=== TO DO ===
Make an exact copy of all the data.

(Excerpts from an interface dataset)
____

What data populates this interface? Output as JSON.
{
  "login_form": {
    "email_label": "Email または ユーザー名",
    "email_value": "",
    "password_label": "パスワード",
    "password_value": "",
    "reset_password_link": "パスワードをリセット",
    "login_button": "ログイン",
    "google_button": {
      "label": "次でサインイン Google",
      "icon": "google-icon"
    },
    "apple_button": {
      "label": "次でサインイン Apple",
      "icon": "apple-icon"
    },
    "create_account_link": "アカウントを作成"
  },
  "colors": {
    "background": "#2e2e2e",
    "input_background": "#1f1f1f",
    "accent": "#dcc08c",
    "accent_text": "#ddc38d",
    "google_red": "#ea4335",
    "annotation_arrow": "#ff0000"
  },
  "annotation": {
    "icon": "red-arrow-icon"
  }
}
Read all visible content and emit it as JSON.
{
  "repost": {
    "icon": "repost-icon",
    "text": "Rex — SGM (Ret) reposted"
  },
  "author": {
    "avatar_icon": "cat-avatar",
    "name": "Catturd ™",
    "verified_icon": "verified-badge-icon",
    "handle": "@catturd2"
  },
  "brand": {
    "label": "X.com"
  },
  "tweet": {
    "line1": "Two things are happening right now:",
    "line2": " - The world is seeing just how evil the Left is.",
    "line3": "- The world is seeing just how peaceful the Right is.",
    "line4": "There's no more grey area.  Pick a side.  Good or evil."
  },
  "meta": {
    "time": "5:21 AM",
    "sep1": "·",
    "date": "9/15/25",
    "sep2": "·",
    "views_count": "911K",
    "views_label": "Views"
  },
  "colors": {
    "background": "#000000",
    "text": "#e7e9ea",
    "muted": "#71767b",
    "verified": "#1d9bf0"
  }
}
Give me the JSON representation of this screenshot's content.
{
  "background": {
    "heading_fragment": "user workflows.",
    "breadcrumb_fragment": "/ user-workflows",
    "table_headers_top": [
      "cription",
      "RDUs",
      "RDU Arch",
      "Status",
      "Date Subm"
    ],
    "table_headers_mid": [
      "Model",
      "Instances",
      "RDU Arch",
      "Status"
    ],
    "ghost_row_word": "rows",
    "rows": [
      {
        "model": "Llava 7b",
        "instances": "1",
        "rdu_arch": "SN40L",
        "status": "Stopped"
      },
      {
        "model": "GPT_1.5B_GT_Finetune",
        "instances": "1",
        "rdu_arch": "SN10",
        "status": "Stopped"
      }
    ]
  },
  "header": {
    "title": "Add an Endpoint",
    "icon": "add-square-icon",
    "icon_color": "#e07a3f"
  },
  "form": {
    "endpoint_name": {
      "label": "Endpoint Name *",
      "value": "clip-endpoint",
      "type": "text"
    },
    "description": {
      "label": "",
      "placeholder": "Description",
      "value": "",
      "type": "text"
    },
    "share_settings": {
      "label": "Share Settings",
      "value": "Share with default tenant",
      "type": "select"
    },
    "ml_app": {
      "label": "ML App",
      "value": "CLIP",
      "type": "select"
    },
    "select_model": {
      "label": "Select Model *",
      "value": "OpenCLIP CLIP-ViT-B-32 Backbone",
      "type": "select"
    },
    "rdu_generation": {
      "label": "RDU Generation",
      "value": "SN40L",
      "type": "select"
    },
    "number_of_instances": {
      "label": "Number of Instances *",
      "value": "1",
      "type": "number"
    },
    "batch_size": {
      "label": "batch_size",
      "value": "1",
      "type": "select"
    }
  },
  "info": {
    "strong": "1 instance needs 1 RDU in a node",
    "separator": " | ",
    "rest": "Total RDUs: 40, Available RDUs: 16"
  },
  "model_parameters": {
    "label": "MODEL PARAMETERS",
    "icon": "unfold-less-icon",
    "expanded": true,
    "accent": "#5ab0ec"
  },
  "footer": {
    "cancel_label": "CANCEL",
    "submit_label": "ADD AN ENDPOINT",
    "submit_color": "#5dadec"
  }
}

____

=== OUTPUT BELOW ===
What data populates this interface? Output as JSON.
{
  "login_form": {
    "email_label": "Email または ユーザー名",
    "email_value": "",
    "password_label": "パスワード",
    "password_value": "",
    "reset_password_link": "パスワードをリセット",
    "login_button": "ログイン",
    "google_button": {
      "label": "次でサインイン Google",
      "icon": "google-icon"
    },
    "apple_button": {
      "label": "次でサインイン Apple",
      "icon": "apple-icon"
    },
    "create_account_link": "アカウントを作成"
  },
  "colors": {
    "background": "#2e2e2e",
    "input_background": "#1f1f1f",
    "accent": "#dcc08c",
    "accent_text": "#ddc38d",
    "google_red": "#ea4335",
    "annotation_arrow": "#ff0000"
  },
  "annotation": {
    "icon": "red-arrow-icon"
  }
}
Read all visible content and emit it as JSON.
{
  "repost": {
    "icon": "repost-icon",
    "text": "Rex — SGM (Ret) reposted"
  },
  "author": {
    "avatar_icon": "cat-avatar",
    "name": "Catturd ™",
    "verified_icon": "verified-badge-icon",
    "handle": "@catturd2"
  },
  "brand": {
    "label": "X.com"
  },
  "tweet": {
    "line1": "Two things are happening right now:",
    "line2": " - The world is seeing just how evil the Left is.",
    "line3": "- The world is seeing just how peaceful the Right is.",
    "line4": "There's no more grey area.  Pick a side.  Good or evil."
  },
  "meta": {
    "time": "5:21 AM",
    "sep1": "·",
    "date": "9/15/25",
    "sep2": "·",
    "views_count": "911K",
    "views_label": "Views"
  },
  "colors": {
    "background": "#000000",
    "text": "#e7e9ea",
    "muted": "#71767b",
    "verified": "#1d9bf0"
  }
}
Give me the JSON representation of this screenshot's content.
{
  "background": {
    "heading_fragment": "user workflows.",
    "breadcrumb_fragment": "/ user-workflows",
    "table_headers_top": [
      "cription",
      "RDUs",
      "RDU Arch",
      "Status",
      "Date Subm"
    ],
    "table_headers_mid": [
      "Model",
      "Instances",
      "RDU Arch",
      "Status"
    ],
    "ghost_row_word": "rows",
    "rows": [
      {
        "model": "Llava 7b",
        "instances": "1",
        "rdu_arch": "SN40L",
        "status": "Stopped"
      },
      {
        "model": "GPT_1.5B_GT_Finetune",
        "instances": "1",
        "rdu_arch": "SN10",
        "status": "Stopped"
      }
    ]
  },
  "header": {
    "title": "Add an Endpoint",
    "icon": "add-square-icon",
    "icon_color": "#e07a3f"
  },
  "form": {
    "endpoint_name": {
      "label": "Endpoint Name *",
      "value": "clip-endpoint",
      "type": "text"
    },
    "description": {
      "label": "",
      "placeholder": "Description",
      "value": "",
      "type": "text"
    },
    "share_settings": {
      "label": "Share Settings",
      "value": "Share with default tenant",
      "type": "select"
    },
    "ml_app": {
      "label": "ML App",
      "value": "CLIP",
      "type": "select"
    },
    "select_model": {
      "label": "Select Model *",
      "value": "OpenCLIP CLIP-ViT-B-32 Backbone",
      "type": "select"
    },
    "rdu_generation": {
      "label": "RDU Generation",
      "value": "SN40L",
      "type": "select"
    },
    "number_of_instances": {
      "label": "Number of Instances *",
      "value": "1",
      "type": "number"
    },
    "batch_size": {
      "label": "batch_size",
      "value": "1",
      "type": "select"
    }
  },
  "info": {
    "strong": "1 instance needs 1 RDU in a node",
    "separator": " | ",
    "rest": "Total RDUs: 40, Available RDUs: 16"
  },
  "model_parameters": {
    "label": "MODEL PARAMETERS",
    "icon": "unfold-less-icon",
    "expanded": true,
    "accent": "#5ab0ec"
  },
  "footer": {
    "cancel_label": "CANCEL",
    "submit_label": "ADD AN ENDPOINT",
    "submit_color": "#5dadec"
  }
}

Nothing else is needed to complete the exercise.